## Task brief
Look through the lines below and extract any with the word "title".

## Entries from a dataset of interfaces
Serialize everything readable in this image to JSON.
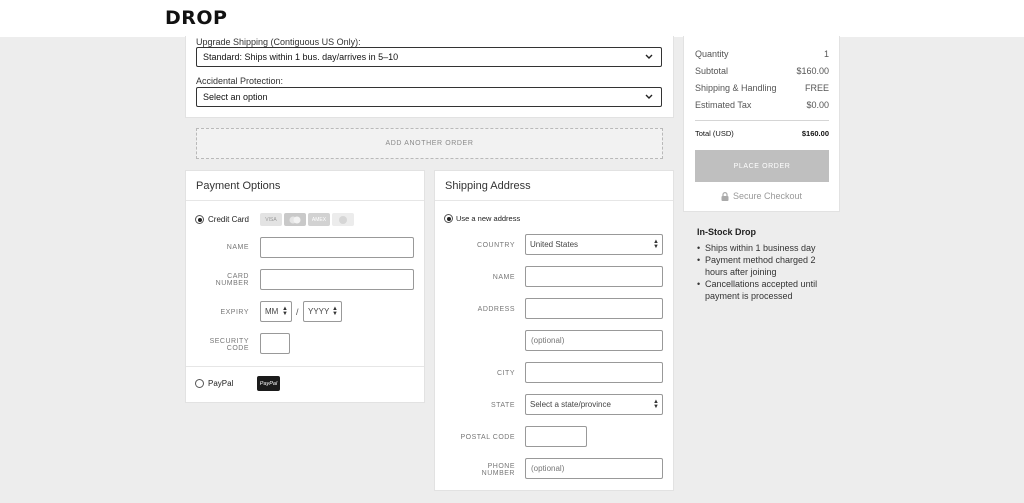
{
  "brand": {
    "logo": "DROP"
  },
  "order": {
    "upgrade_shipping_label": "Upgrade Shipping (Contiguous US Only):",
    "upgrade_shipping_value": "Standard: Ships within 1 bus. day/arrives in 5–10",
    "protection_label": "Accidental Protection:",
    "protection_value": "Select an option",
    "add_another": "ADD ANOTHER ORDER"
  },
  "payment": {
    "title": "Payment Options",
    "credit_card_label": "Credit Card",
    "card_icons": [
      "VISA",
      "",
      "AMEX",
      ""
    ],
    "name_label": "NAME",
    "card_number_label": "CARD NUMBER",
    "expiry_label": "EXPIRY",
    "expiry_month": "MM",
    "expiry_separator": "/",
    "expiry_year": "YYYY",
    "security_label": "SECURITY CODE",
    "paypal_label": "PayPal",
    "paypal_badge": "PayPal"
  },
  "shipping": {
    "title": "Shipping Address",
    "use_new": "Use a new address",
    "country_label": "COUNTRY",
    "country_value": "United States",
    "name_label": "NAME",
    "address_label": "ADDRESS",
    "address2_placeholder": "(optional)",
    "city_label": "CITY",
    "state_label": "STATE",
    "state_value": "Select a state/province",
    "postal_label": "POSTAL CODE",
    "phone_label": "PHONE NUMBER",
    "phone_placeholder": "(optional)"
  },
  "summary": {
    "rows": [
      {
        "label": "Quantity",
        "value": "1"
      },
      {
        "label": "Subtotal",
        "value": "$160.00"
      },
      {
        "label": "Shipping & Handling",
        "value": "FREE"
      },
      {
        "label": "Estimated Tax",
        "value": "$0.00"
      }
    ],
    "total_label": "Total (USD)",
    "total_value": "$160.00",
    "place_order": "PLACE ORDER",
    "secure": "Secure Checkout"
  },
  "instock": {
    "title": "In-Stock Drop",
    "items": [
      "Ships within 1 business day",
      "Payment method charged 2 hours after joining",
      "Cancellations accepted until payment is processed"
    ]
  },
  "colors": {
    "accent_dark": "#111111",
    "button_disabled": "#bfbfbf",
    "background": "#ededed"
  }
}
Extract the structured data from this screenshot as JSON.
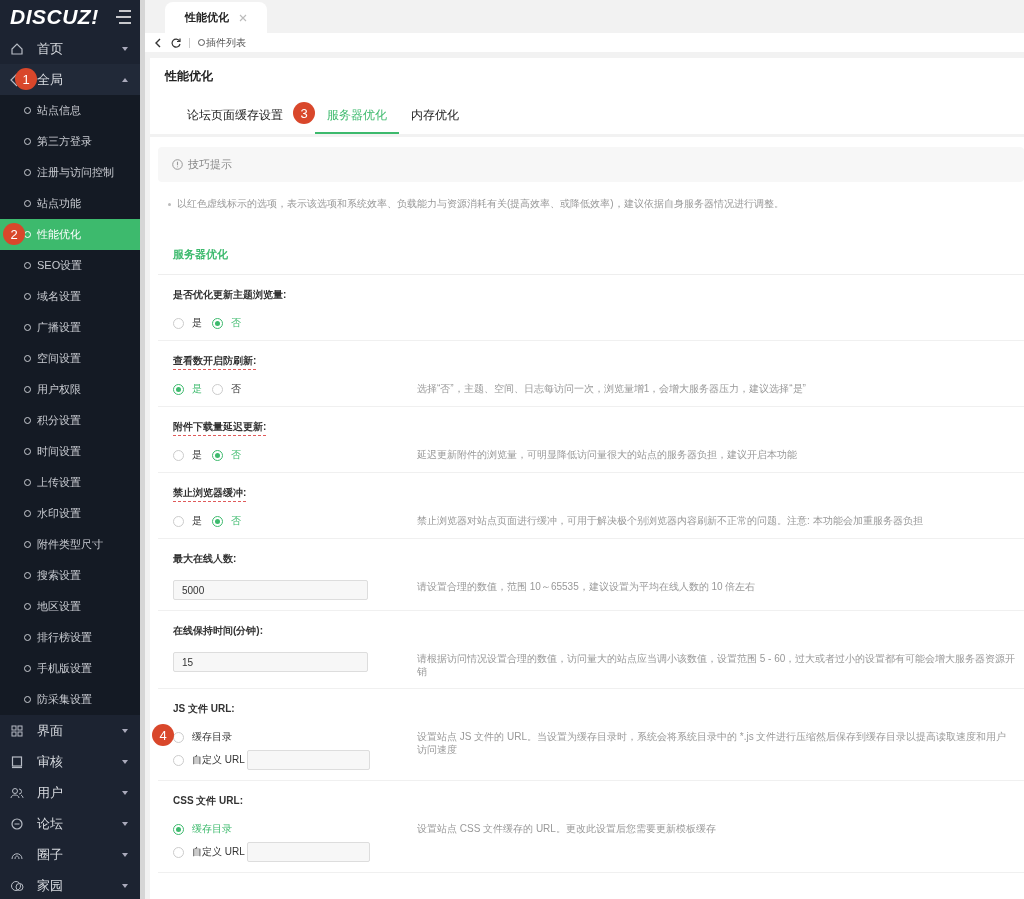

## Solution
    "title": "Payment Options",
    "title": "Shipping Address",
    "title": "In-Stock Drop",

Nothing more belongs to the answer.